A bit of a cheat this one, as I’ve not strictly finished reading it… but I’ve been finding it so useful that I’ve actually returned the library copy and bought Formative Assessment in Action: Weaving the Elements Together, by Shirley Clarke, for myself.

It’s a wonderful book, demonstrating how to go about personalising learning for children (i.e. tailoring the meat of your lessons to their interests and needs) whilst still meeting the curriculum.

The book covers a whole plethora of strategies to use, from talk partners to questioning styles, through how to set “decontextualised” (ugh!) learning objectives (which, from my perspective as an ex-computer programmer, means “abstracted” – so the LO for the lesson isn’t tied directly into the current topic in the children’s minds) and success criteria, to self-assessment and even peer-assessment where the children learn, are able and profit from marking their own and others’ work.

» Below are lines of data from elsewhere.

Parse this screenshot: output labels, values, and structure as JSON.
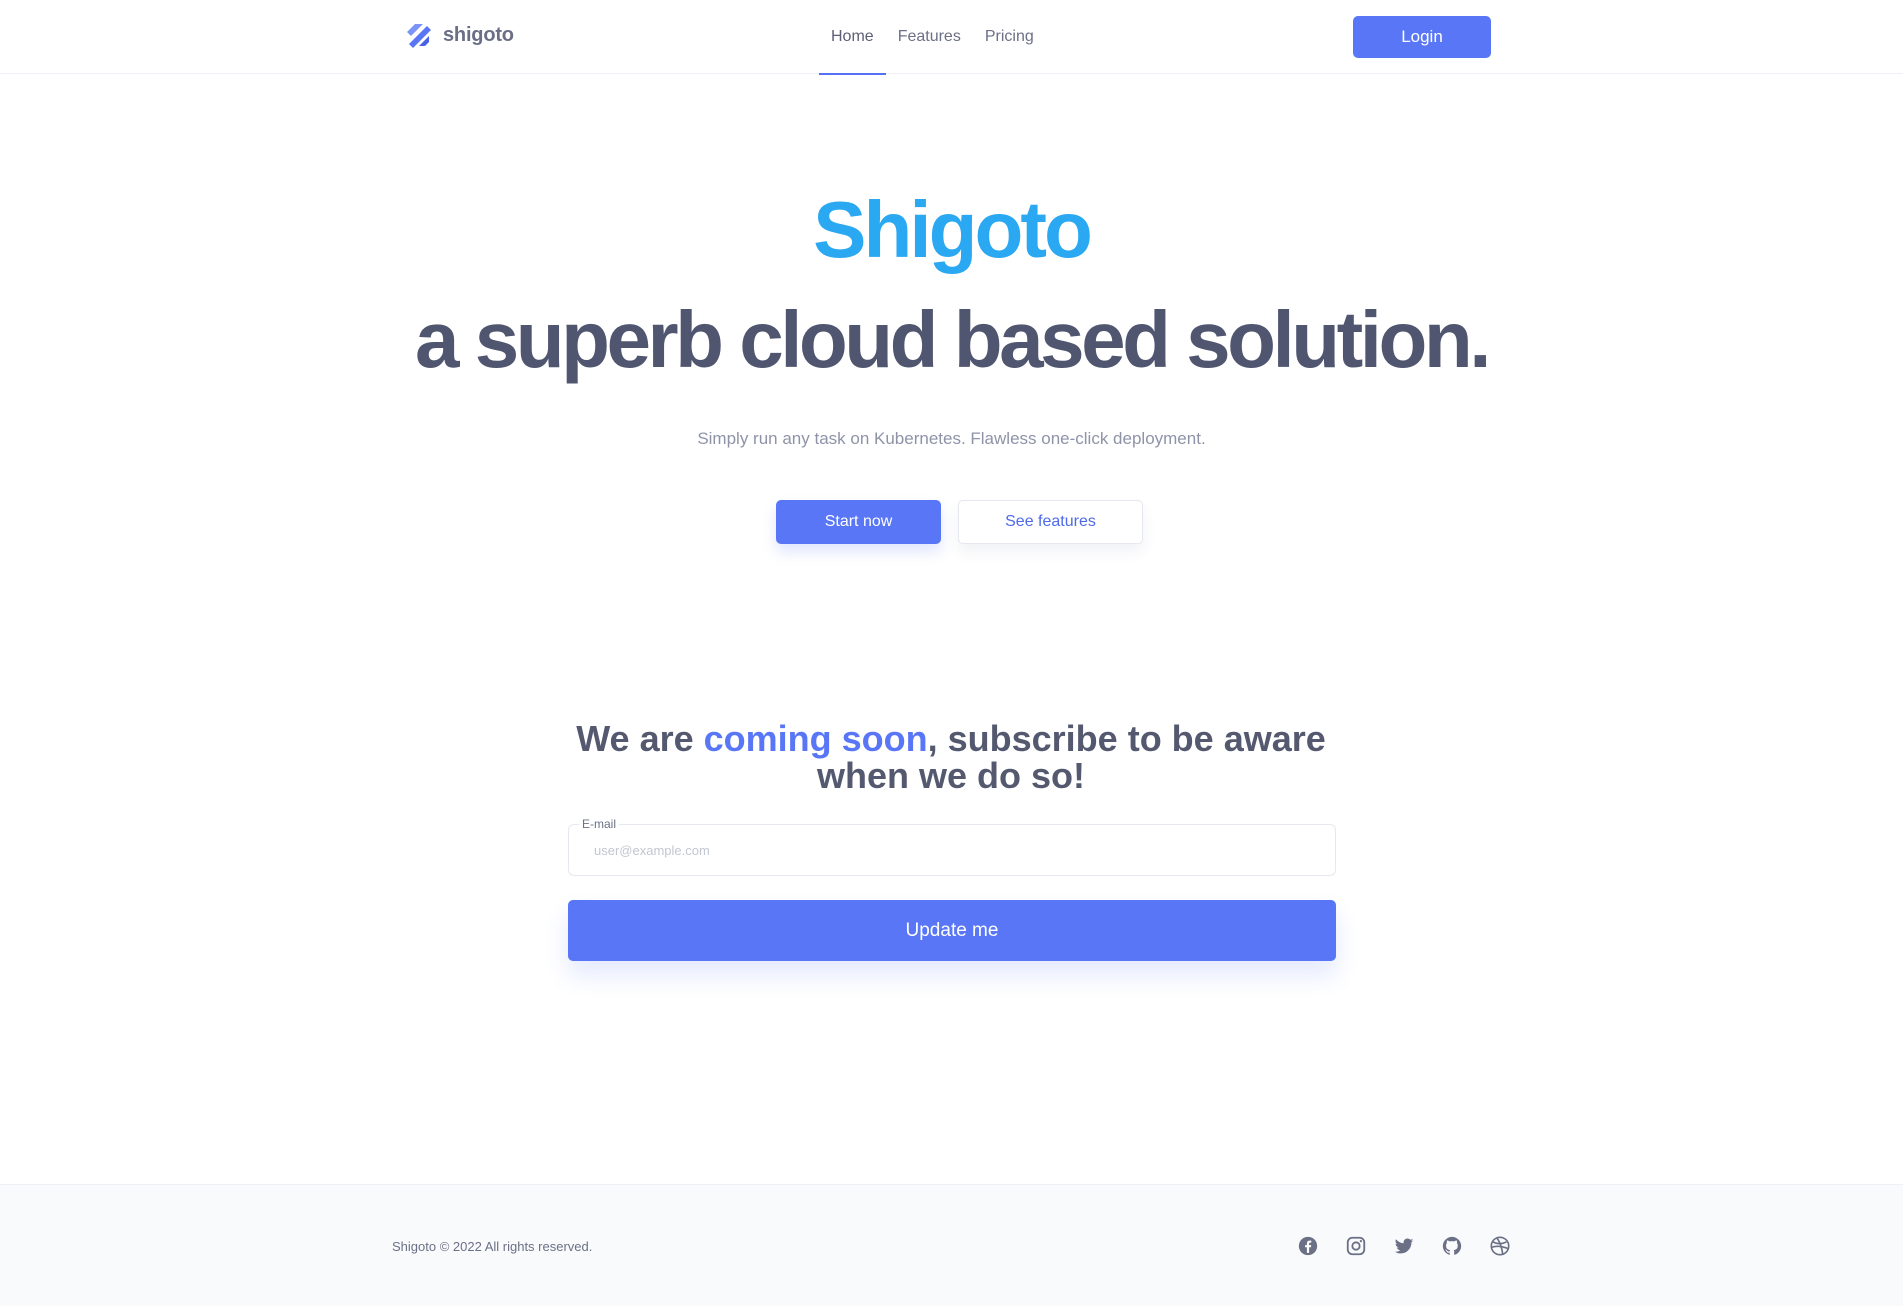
{
  "brand": {
    "name": "shigoto",
    "color": "#5876f6"
  },
  "nav": {
    "items": [
      {
        "label": "Home",
        "active": true
      },
      {
        "label": "Features",
        "active": false
      },
      {
        "label": "Pricing",
        "active": false
      }
    ],
    "login_label": "Login"
  },
  "hero": {
    "brand_line": "Shigoto",
    "title": "a superb cloud based solution.",
    "subtitle": "Simply run any task on Kubernetes. Flawless one-click deployment.",
    "primary_cta": "Start now",
    "secondary_cta": "See features"
  },
  "subscribe": {
    "heading_before": "We are ",
    "heading_accent": "coming soon",
    "heading_after": ", subscribe to be aware when we do so!",
    "email_label": "E-mail",
    "email_placeholder": "user@example.com",
    "email_value": "",
    "submit_label": "Update me"
  },
  "footer": {
    "copyright": "Shigoto © 2022 All rights reserved.",
    "socials": [
      "facebook-icon",
      "instagram-icon",
      "twitter-icon",
      "github-icon",
      "dribbble-icon"
    ]
  },
  "colors": {
    "accent": "#5876f6",
    "hero_brand": "#2aa8f2",
    "heading": "#515670",
    "muted": "#8e93a8"
  }
}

Funnily enough, it’s not straightforward – but it is worthwhile. We’ve been using elements of it at my school, especially in literacy, this year (helped largely by the interests and leanings of the new head – an educational consultant in literacy in his previous role) – and the results have been excellent! The children are all thoroughly enjoying literacy, with some excellent work coming out of (very nearly) all the children – even the ones who, traditionally, haven’t given their all to the subject.

All in all, thoroughly recommended.